Published July 22, 2014
Bill Ackman’s self-described “death blow” to Herbalife (HLF) failed to worry investors, and may have had the opposite reaction.
Shares of the nutrition company surged 25.5% to $67.77 on Tuesday, the day of Ackman’s latest presentation on what he believes is a pyramid scheme at Herbalife. It was the best single-day rally ever for the firm.
Herbalife is a multi-level marketing company that sells products like weight-loss shakes through distributors. Ackman, who bet more than $1 billion on the stock falling by shorting Herbalife, has been drawing attention to Herbalife’s business model since 2012.
Los Angeles-based Herbalife has attracted scrutiny from federal regulators. The company was was hit with a civil investigative demand from the Federal Trade Commission, while the Department of Justice has also investigated Herbalife.
On Tuesday, Ackman gave a three-hour presentation that primarily focused on nutrition clubs operated by Herbalife distributors. Ackman said an investigation by his firm, Pershing Square Capital Management, revealed that Herbalife clubs have “phantom or fictitious customers” because they mostly sell products to distributors in training or potential recruits. He called into question Herbalife’s training program as well.

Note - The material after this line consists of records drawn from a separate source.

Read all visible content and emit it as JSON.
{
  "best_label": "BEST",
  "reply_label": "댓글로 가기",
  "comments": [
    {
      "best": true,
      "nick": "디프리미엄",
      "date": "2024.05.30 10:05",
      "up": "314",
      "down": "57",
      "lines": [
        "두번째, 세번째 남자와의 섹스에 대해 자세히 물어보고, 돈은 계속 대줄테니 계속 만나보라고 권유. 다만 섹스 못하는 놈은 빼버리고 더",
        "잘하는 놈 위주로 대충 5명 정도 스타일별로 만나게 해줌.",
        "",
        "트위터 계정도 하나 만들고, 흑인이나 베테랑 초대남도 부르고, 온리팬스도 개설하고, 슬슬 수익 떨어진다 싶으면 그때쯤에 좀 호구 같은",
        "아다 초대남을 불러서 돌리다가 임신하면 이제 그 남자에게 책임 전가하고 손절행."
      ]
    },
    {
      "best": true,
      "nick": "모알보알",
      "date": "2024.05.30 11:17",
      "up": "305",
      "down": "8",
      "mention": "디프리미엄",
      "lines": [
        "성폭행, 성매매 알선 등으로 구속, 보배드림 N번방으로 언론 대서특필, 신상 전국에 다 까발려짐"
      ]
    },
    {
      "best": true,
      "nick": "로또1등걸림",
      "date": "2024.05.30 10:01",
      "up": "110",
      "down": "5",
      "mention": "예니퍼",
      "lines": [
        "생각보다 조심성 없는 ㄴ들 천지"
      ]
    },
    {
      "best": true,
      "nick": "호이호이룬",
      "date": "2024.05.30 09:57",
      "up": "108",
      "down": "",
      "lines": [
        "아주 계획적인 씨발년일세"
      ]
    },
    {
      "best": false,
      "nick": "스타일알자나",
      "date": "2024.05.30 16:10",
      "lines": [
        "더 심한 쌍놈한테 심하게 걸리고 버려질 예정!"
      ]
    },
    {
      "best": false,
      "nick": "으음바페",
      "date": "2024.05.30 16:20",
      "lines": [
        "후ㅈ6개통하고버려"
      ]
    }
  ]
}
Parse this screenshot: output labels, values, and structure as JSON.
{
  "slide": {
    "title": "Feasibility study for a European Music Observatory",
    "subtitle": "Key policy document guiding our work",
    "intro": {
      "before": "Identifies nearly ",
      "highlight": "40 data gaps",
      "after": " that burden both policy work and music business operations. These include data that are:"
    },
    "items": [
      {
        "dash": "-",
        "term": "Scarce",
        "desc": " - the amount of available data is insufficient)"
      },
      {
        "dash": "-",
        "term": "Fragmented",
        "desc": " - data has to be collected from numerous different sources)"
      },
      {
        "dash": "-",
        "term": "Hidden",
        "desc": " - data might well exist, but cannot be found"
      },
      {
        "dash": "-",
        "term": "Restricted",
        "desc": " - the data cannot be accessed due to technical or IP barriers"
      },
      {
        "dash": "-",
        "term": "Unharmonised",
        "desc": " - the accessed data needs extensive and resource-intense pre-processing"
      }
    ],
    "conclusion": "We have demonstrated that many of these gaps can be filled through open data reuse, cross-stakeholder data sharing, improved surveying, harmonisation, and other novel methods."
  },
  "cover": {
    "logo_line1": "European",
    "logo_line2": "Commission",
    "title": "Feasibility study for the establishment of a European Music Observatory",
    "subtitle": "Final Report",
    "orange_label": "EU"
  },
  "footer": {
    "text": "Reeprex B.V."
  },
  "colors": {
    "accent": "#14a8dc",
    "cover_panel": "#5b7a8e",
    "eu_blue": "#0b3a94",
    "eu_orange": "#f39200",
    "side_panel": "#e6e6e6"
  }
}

Ackman estimates at least 40% of Herbalife’s revenue is generated by nutrition clubs. “If they go away, the company goes away,” he said.

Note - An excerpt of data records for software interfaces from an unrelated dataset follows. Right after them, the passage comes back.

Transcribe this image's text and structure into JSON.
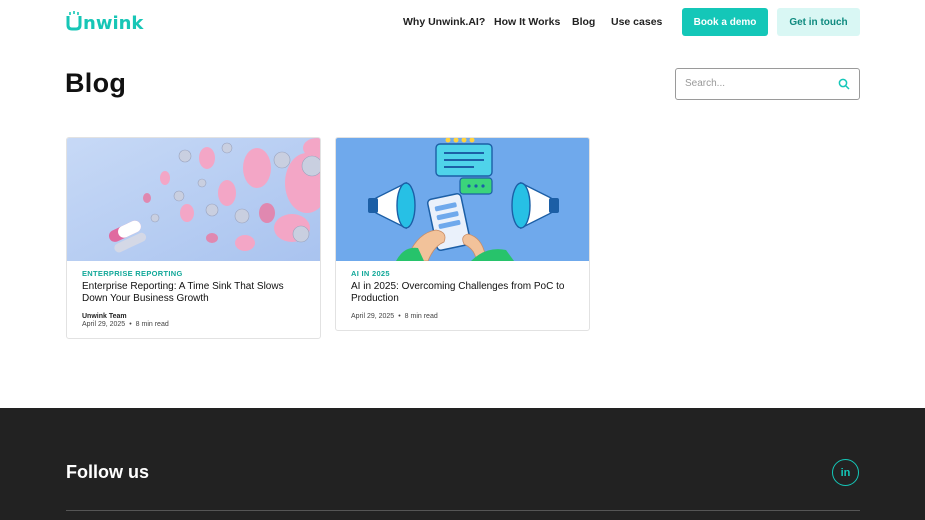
{
  "header": {
    "logo": "unwink",
    "nav": [
      "Why Unwink.AI?",
      "How It Works",
      "Blog",
      "Use cases"
    ],
    "book_demo": "Book a demo",
    "get_in_touch": "Get in touch"
  },
  "page": {
    "title": "Blog",
    "search_placeholder": "Search..."
  },
  "posts": [
    {
      "category": "ENTERPRISE REPORTING",
      "title": "Enterprise Reporting: A Time Sink That Slows Down Your Business Growth",
      "author": "Unwink Team",
      "date": "April 29, 2025",
      "read_time": "8 min read"
    },
    {
      "category": "AI IN 2025",
      "title": "AI in 2025: Overcoming Challenges from PoC to Production",
      "date": "April 29, 2025",
      "read_time": "8 min read"
    }
  ],
  "footer": {
    "follow": "Follow us",
    "social": "in"
  },
  "colors": {
    "accent": "#14c7b8",
    "footer_bg": "#222222"
  }
}
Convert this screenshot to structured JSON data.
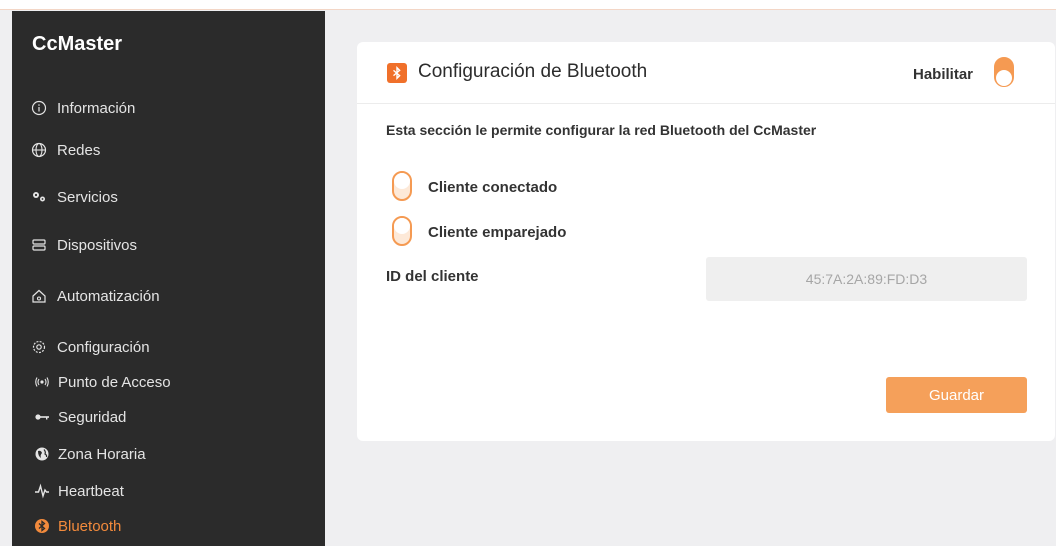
{
  "sidebar": {
    "brand": "CcMaster",
    "items": [
      {
        "label": "Información"
      },
      {
        "label": "Redes"
      },
      {
        "label": "Servicios"
      },
      {
        "label": "Dispositivos"
      },
      {
        "label": "Automatización"
      },
      {
        "label": "Configuración"
      }
    ],
    "subitems": [
      {
        "label": "Punto de Acceso"
      },
      {
        "label": "Seguridad"
      },
      {
        "label": "Zona Horaria"
      },
      {
        "label": "Heartbeat"
      },
      {
        "label": "Bluetooth",
        "active": true
      }
    ]
  },
  "card": {
    "title": "Configuración de Bluetooth",
    "enable_label": "Habilitar",
    "enabled": true,
    "description": "Esta sección le permite configurar la red Bluetooth del CcMaster",
    "toggles": [
      {
        "label": "Cliente conectado",
        "on": true
      },
      {
        "label": "Cliente emparejado",
        "on": true
      }
    ],
    "client_id_label": "ID del cliente",
    "client_id_value": "45:7A:2A:89:FD:D3",
    "save_label": "Guardar"
  },
  "colors": {
    "accent": "#f0702a",
    "button": "#f5a05a",
    "sidebar_bg": "#2b2b2b",
    "active_text": "#f28a3c"
  }
}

Much of the presentation also focused on how Herbalife looks to recruit distributors from Latino groups and low-income families that are seeking entrepreneurial opportunities, according to Ackman. The Pershing Square founder noted that club owners “don’t realize they’re involved in a fraud.”

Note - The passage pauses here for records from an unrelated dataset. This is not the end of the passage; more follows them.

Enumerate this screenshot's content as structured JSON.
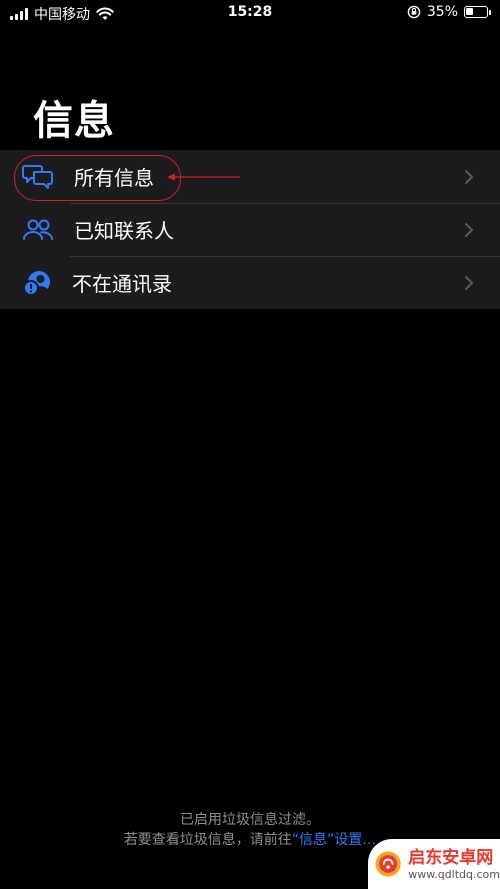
{
  "status_bar": {
    "carrier": "中国移动",
    "time": "15:28",
    "battery_percent": "35%",
    "battery_level": 0.35
  },
  "page": {
    "title": "信息"
  },
  "list": {
    "items": [
      {
        "label": "所有信息",
        "icon": "chat-bubbles-icon"
      },
      {
        "label": "已知联系人",
        "icon": "people-icon"
      },
      {
        "label": "不在通讯录",
        "icon": "unknown-person-icon"
      }
    ]
  },
  "footer": {
    "line1": "已启用垃圾信息过滤。",
    "line2_prefix": "若要查看垃圾信息，请前往",
    "line2_link": "“信息”设置…"
  },
  "watermark": {
    "title": "启东安卓网",
    "url": "www.qdltdq.com"
  },
  "colors": {
    "accent": "#3478f6",
    "annotation": "#d0202a",
    "list_bg": "#1c1c1e"
  }
}
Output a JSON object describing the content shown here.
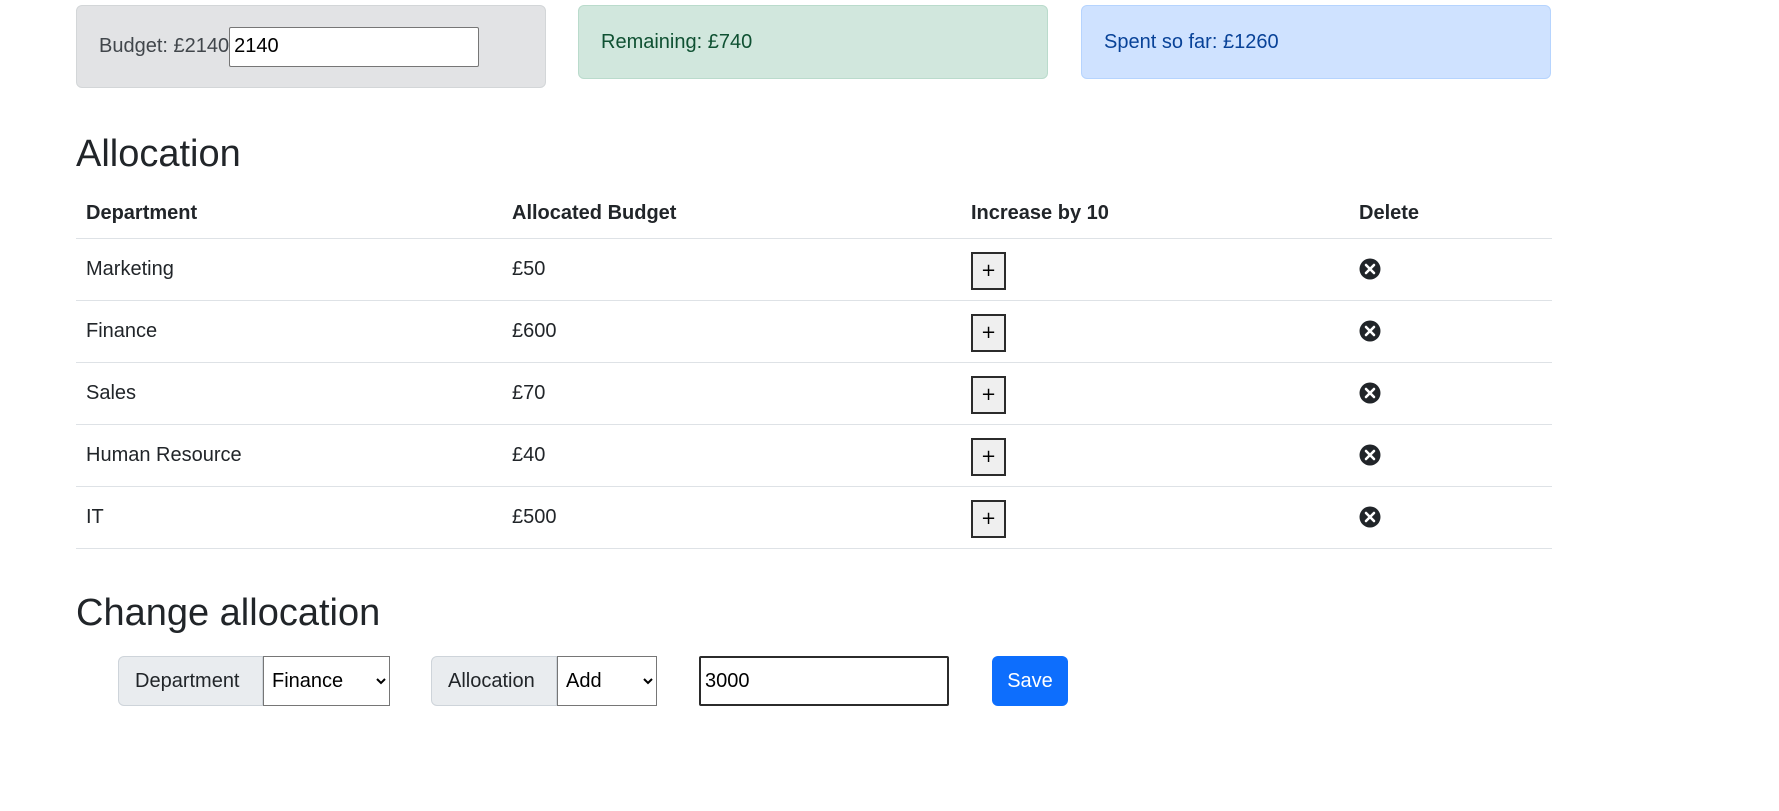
{
  "cards": {
    "budget_label": "Budget: £2140",
    "budget_value": "2140",
    "remaining": "Remaining: £740",
    "spent": "Spent so far: £1260"
  },
  "allocation": {
    "heading": "Allocation",
    "columns": [
      "Department",
      "Allocated Budget",
      "Increase by 10",
      "Delete"
    ],
    "rows": [
      {
        "department": "Marketing",
        "budget": "£50",
        "increase_label": "+"
      },
      {
        "department": "Finance",
        "budget": "£600",
        "increase_label": "+"
      },
      {
        "department": "Sales",
        "budget": "£70",
        "increase_label": "+"
      },
      {
        "department": "Human Resource",
        "budget": "£40",
        "increase_label": "+"
      },
      {
        "department": "IT",
        "budget": "£500",
        "increase_label": "+"
      }
    ]
  },
  "change": {
    "heading": "Change allocation",
    "department_label": "Department",
    "department_selected": "Finance",
    "allocation_label": "Allocation",
    "allocation_selected": "Add",
    "amount_value": "3000",
    "save_label": "Save"
  },
  "icons": {
    "delete": "circle-x-icon"
  }
}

At the end of his presentation, Ackman made a plea for Herbalife chief executive Michael Johnson to “shut the company down,” calling the executive a “predator.”
Herbalife chief financial officer John DeSimone hit back at Ackman, saying the hedge fund manager was wrong about “everything.”
“We are 100% confident in the compliance of our company,” DeSimone said during an appearance on Money with Melissa Francis. “We made a decision that focusing on our performance is the most important thing we could do.”
He added, “We will not run away from anything [Ackman] says.”
DeSimone also responded to allegations that distributors in Venezuela use Herbalife as a money transfer scheme, calling them “completely inaccurate.” Ackman said distributors pay for Herbalife products in Venezuela’s currency, the bolivar, and receive commissions in U.S. dollars.
When asked about the stock’s rally, Ackman suggested the Securities and Exchange Commission should look into the timing of Herbalife’s stock buybacks. He said the company buys back stock to “blunt the accusations.”
“You can only prop up a stock for so long,” Ackman added.
In a statement, Herbalife called Ackman’s claims about the earnings of its nutrition clubs “completely false and fabricated.” The company said a study it commissioned found that in fact 87.5% of nutrition-club operators feel good about the money they earn, and 92% want to continue with their club.
“Once again, Bill Ackman has over-promised and under-delivered on his $1 billion bet against our company. After spending $50 million, two years and tens of thousands of man-hours, Bill Ackman further demonstrated today that the facts are on our side,” the company said.
Earlier Tuesday, Herbalife released an analysis from economist and former FTC advisor Dr. Walter H. A. Vandaele, who determined that Herbalife isn’t a pyramid scheme.